What the task requires:
All lines in the material with the string "Montserrat" should be listed.

Source records:

● ● ● ● ●

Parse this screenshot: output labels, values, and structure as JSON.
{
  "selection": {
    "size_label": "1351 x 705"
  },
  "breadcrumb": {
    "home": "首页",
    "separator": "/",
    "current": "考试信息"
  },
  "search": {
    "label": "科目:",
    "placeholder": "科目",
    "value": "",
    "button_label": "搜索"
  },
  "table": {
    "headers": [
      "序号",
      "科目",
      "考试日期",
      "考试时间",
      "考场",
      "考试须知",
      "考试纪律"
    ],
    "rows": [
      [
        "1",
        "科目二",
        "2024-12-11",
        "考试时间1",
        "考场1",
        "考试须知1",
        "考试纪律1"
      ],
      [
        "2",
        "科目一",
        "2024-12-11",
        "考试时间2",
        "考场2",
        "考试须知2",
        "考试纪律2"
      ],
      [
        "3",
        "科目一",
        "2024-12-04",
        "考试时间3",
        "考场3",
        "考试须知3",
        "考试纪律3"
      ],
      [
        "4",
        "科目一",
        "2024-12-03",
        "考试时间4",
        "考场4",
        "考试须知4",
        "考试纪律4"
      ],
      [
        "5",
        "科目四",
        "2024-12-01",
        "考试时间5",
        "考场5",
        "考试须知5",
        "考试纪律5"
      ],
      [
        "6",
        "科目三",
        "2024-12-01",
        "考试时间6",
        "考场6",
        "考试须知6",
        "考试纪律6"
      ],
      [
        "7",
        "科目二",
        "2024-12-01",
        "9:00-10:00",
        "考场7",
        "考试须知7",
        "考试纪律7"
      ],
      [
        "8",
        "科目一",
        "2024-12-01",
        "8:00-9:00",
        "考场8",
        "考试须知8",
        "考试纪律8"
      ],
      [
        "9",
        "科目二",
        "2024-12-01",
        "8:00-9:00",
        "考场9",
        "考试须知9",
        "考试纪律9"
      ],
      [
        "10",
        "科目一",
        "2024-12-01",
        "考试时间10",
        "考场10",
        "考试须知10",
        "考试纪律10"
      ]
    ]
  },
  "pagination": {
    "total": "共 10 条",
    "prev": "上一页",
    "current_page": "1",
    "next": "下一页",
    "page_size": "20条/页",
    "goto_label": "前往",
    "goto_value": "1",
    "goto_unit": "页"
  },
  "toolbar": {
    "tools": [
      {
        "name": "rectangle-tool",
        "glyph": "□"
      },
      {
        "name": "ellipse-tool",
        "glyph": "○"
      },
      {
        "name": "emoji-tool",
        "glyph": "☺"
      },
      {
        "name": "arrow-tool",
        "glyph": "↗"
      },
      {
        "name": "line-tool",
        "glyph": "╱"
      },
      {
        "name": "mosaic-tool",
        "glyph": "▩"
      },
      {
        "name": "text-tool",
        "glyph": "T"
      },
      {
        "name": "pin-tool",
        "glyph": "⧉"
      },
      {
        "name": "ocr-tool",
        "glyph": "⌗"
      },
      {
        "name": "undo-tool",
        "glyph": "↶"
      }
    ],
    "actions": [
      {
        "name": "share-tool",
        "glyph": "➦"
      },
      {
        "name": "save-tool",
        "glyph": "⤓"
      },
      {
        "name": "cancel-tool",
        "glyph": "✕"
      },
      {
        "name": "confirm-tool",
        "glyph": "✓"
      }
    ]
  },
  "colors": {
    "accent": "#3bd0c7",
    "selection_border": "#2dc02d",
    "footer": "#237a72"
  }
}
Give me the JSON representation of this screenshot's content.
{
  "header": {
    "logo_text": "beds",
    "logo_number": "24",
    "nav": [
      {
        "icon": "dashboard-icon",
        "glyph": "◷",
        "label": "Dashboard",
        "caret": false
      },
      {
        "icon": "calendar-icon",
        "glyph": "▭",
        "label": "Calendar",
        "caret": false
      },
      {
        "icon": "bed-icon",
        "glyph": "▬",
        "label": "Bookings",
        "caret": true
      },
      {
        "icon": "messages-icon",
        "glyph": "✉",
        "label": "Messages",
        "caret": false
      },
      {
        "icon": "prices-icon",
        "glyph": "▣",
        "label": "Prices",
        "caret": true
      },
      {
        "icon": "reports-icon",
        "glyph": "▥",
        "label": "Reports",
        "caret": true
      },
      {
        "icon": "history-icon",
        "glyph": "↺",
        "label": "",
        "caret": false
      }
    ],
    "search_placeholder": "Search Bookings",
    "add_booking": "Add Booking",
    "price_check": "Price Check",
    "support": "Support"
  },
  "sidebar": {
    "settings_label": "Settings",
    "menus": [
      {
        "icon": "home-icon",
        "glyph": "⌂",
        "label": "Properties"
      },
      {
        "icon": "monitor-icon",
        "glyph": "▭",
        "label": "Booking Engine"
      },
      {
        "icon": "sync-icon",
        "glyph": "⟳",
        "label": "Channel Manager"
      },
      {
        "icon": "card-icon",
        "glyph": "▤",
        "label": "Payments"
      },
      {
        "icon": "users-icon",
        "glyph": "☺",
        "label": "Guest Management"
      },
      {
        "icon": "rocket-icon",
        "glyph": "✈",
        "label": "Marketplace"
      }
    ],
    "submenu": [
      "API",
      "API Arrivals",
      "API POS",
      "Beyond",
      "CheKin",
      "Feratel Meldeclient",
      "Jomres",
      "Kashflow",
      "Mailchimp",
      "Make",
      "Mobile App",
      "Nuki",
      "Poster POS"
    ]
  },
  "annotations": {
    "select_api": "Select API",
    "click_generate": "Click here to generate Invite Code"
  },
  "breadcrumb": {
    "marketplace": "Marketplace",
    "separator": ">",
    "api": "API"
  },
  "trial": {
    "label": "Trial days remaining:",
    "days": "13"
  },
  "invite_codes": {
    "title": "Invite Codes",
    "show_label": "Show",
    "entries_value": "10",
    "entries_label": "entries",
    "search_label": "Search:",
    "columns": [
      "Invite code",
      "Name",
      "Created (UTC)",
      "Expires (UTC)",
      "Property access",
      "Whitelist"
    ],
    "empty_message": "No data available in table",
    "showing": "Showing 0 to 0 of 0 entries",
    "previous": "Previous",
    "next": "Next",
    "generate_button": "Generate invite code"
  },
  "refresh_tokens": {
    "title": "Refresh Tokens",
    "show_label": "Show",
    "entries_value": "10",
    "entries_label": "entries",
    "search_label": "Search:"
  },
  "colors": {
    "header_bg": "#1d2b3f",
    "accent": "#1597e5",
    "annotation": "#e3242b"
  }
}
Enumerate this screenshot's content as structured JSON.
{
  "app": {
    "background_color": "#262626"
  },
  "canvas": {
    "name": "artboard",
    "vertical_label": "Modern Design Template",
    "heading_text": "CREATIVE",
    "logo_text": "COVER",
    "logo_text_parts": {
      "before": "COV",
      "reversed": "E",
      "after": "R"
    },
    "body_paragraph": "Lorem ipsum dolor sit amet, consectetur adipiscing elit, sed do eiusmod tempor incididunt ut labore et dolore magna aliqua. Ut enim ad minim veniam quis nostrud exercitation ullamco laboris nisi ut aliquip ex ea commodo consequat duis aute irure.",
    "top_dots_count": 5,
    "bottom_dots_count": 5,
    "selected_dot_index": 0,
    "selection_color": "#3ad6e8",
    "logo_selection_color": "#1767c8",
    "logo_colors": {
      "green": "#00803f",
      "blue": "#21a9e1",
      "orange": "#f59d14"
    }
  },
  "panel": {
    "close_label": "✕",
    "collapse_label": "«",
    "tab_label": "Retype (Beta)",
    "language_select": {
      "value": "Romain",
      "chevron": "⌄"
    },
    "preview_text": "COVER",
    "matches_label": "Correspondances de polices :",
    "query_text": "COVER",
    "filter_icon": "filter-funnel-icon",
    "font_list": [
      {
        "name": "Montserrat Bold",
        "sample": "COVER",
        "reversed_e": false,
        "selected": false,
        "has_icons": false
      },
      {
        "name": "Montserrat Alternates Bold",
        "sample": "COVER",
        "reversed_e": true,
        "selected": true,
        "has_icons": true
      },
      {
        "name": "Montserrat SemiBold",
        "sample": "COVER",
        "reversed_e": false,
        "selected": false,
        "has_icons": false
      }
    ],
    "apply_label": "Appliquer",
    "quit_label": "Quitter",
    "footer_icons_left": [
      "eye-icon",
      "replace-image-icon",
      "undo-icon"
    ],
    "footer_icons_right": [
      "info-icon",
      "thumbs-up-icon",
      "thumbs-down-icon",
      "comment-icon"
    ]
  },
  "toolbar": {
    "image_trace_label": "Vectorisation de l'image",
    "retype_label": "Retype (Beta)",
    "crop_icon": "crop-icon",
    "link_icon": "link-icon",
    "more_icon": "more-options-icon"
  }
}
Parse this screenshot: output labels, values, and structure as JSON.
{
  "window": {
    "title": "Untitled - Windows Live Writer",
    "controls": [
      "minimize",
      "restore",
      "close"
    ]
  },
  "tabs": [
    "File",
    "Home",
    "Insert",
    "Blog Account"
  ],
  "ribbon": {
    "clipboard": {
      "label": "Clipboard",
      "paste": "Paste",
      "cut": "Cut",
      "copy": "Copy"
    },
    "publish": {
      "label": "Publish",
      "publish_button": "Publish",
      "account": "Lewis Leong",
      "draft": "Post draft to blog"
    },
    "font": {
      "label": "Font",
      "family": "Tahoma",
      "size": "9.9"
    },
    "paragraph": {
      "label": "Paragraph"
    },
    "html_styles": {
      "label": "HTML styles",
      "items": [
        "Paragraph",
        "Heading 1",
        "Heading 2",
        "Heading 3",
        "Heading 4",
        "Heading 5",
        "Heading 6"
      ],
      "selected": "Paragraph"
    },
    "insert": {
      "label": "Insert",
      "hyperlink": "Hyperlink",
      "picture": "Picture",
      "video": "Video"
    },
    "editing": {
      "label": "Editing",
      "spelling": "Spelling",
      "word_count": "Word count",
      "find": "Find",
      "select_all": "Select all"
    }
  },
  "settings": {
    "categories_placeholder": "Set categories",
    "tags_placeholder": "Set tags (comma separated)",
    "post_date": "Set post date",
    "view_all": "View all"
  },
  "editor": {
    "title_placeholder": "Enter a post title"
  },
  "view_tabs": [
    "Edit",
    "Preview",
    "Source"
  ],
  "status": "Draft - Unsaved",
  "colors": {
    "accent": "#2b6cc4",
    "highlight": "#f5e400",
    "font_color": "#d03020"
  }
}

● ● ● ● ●

Task solution:
        "name": "Montserrat Bold",
        "name": "Montserrat Alternates Bold",
        "name": "Montserrat SemiBold",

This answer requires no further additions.